* **EXCERPTED RECORDS**:
▶

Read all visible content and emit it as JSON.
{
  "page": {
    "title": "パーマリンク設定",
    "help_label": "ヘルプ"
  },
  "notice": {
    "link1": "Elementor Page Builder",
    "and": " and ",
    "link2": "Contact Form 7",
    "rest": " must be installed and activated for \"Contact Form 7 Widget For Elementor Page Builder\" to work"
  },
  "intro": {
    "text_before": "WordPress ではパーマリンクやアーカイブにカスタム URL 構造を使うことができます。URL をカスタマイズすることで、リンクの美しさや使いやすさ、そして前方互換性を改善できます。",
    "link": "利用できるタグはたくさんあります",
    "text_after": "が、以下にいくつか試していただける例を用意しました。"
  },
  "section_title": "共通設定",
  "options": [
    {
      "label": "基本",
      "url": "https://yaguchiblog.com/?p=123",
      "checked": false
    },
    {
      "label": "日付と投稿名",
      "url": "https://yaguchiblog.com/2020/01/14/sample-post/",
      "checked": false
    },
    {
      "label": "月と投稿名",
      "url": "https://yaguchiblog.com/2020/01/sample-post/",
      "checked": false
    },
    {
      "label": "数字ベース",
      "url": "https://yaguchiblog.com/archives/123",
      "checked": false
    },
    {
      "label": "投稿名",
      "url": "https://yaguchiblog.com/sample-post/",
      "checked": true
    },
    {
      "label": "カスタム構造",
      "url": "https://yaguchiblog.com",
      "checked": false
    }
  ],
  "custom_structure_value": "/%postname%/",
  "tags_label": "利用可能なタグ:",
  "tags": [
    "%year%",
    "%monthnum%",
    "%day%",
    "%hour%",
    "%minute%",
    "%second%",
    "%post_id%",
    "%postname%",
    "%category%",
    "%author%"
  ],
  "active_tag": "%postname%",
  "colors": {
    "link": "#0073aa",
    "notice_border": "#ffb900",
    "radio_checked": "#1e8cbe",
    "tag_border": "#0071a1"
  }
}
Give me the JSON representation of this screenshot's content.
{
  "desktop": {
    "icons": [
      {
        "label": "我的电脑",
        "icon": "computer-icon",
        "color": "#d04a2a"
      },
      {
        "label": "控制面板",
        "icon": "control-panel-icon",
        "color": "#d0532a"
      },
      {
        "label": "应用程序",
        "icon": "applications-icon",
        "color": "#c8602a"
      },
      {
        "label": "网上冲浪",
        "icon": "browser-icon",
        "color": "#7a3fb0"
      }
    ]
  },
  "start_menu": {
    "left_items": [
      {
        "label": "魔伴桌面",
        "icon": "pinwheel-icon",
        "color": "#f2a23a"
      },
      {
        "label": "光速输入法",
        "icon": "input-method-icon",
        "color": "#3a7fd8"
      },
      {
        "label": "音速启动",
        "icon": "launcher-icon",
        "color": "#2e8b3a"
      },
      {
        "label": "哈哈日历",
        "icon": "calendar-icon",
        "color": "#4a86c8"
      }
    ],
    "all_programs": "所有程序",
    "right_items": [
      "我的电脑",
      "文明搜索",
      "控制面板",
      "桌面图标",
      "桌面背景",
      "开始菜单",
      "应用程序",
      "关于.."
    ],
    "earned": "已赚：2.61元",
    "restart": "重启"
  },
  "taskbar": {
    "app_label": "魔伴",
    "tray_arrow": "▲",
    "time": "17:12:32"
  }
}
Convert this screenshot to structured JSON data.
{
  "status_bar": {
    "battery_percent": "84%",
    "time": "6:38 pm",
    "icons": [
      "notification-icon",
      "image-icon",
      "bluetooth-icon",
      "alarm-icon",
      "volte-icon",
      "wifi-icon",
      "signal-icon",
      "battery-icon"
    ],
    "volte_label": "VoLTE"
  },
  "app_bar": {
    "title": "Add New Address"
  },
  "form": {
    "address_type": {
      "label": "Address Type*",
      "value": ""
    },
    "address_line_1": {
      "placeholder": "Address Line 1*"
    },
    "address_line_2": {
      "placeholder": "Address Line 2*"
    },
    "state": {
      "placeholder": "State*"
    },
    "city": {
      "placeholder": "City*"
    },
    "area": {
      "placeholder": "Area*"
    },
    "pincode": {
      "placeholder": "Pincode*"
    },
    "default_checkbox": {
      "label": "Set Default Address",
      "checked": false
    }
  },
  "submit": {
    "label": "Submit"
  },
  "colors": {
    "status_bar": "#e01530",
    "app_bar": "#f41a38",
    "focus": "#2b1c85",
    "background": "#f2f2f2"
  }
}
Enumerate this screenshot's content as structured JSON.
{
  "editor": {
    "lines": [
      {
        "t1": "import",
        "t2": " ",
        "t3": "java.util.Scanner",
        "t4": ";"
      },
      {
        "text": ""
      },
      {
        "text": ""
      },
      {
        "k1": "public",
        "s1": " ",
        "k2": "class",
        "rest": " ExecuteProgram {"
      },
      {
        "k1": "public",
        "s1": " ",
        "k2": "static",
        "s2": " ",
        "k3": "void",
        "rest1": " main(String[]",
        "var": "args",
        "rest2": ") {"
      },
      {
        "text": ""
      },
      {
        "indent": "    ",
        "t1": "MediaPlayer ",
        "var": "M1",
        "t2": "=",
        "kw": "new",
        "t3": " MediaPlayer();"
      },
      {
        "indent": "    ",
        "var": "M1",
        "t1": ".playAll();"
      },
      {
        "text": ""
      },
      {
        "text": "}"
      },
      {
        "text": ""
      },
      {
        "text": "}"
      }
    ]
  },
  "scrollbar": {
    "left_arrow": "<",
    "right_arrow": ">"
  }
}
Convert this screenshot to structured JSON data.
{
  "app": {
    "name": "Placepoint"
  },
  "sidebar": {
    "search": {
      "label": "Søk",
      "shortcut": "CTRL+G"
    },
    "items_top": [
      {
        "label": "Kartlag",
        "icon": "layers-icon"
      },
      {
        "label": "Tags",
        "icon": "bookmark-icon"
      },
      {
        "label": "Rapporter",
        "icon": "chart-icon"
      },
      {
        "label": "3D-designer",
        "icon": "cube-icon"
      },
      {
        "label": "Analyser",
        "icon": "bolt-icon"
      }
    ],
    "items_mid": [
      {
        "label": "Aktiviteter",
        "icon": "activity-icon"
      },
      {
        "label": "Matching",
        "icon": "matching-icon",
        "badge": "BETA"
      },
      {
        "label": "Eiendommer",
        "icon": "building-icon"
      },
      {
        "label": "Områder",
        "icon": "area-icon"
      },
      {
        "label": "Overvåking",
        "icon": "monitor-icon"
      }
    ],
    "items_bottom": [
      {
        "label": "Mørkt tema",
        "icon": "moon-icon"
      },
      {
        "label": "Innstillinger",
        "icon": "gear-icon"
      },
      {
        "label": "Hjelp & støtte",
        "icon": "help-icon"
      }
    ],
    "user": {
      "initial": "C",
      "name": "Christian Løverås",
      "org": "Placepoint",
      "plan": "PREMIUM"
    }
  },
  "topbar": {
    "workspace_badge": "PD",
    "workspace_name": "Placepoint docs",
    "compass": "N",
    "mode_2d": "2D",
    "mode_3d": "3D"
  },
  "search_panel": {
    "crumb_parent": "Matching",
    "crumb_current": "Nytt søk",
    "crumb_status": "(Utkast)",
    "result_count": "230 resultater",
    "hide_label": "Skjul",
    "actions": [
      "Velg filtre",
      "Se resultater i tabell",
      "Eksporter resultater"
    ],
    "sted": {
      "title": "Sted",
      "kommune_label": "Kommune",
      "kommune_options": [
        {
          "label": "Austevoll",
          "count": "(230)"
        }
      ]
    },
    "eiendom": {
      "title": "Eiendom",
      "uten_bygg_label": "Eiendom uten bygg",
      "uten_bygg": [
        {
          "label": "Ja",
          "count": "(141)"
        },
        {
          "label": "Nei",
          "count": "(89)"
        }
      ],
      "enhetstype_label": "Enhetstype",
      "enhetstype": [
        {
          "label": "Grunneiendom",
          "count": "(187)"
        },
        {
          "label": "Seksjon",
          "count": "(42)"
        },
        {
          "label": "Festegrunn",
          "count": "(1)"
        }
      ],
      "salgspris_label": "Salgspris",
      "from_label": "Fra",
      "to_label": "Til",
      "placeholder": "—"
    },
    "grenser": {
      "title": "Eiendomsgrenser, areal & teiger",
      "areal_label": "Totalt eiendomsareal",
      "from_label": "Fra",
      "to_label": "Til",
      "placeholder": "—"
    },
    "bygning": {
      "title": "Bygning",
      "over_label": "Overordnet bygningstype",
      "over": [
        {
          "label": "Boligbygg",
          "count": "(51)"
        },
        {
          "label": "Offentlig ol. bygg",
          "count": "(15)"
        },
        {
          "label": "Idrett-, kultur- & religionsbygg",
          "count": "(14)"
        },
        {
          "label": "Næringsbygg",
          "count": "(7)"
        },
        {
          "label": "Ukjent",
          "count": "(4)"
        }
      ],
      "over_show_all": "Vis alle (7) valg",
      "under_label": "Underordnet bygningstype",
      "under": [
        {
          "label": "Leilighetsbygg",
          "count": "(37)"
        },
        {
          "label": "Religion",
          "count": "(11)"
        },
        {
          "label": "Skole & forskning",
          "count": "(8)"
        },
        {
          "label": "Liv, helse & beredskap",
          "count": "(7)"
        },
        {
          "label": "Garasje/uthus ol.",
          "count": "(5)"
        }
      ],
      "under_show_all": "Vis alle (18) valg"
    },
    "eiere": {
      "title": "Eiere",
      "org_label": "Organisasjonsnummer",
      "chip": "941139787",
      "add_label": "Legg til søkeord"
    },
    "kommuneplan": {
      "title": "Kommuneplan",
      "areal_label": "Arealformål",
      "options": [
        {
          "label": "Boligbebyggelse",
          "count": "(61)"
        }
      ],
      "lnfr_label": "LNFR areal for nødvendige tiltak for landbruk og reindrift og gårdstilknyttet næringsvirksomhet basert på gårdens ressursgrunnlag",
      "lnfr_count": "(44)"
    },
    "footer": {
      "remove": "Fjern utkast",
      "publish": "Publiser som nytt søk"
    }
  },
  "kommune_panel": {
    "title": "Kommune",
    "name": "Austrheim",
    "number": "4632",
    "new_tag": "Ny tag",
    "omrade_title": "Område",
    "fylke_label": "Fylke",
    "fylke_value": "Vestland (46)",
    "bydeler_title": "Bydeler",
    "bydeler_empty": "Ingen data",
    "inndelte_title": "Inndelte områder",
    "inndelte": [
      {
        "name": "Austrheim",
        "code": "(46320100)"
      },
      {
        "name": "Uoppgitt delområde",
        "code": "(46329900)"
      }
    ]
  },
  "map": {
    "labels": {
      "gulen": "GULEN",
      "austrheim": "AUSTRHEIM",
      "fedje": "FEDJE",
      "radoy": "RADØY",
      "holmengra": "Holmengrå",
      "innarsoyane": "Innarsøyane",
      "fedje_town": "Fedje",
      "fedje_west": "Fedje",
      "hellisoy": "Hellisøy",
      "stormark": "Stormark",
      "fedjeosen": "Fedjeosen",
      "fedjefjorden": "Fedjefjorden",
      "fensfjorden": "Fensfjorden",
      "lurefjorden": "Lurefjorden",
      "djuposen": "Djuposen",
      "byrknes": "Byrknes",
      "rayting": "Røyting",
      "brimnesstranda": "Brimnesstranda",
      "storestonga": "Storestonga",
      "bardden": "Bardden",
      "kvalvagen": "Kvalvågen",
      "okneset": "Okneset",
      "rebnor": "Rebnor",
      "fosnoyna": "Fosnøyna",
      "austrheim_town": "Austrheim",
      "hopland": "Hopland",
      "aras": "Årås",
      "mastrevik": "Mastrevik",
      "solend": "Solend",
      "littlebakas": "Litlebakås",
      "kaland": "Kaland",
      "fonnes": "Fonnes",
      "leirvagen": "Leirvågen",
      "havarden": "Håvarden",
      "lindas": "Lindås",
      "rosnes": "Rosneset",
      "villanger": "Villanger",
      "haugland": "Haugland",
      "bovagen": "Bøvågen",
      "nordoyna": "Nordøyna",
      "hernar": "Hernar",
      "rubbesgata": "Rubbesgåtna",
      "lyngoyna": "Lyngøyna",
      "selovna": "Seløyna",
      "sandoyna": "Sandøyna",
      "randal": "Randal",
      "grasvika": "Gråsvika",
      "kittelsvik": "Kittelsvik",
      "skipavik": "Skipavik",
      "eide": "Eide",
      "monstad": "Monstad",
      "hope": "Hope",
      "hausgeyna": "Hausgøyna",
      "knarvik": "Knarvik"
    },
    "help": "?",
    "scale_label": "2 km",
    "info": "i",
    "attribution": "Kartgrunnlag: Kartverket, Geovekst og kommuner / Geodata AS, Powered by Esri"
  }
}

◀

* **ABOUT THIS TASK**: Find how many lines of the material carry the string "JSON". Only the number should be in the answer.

* **RESULT OF THE TASK**: 5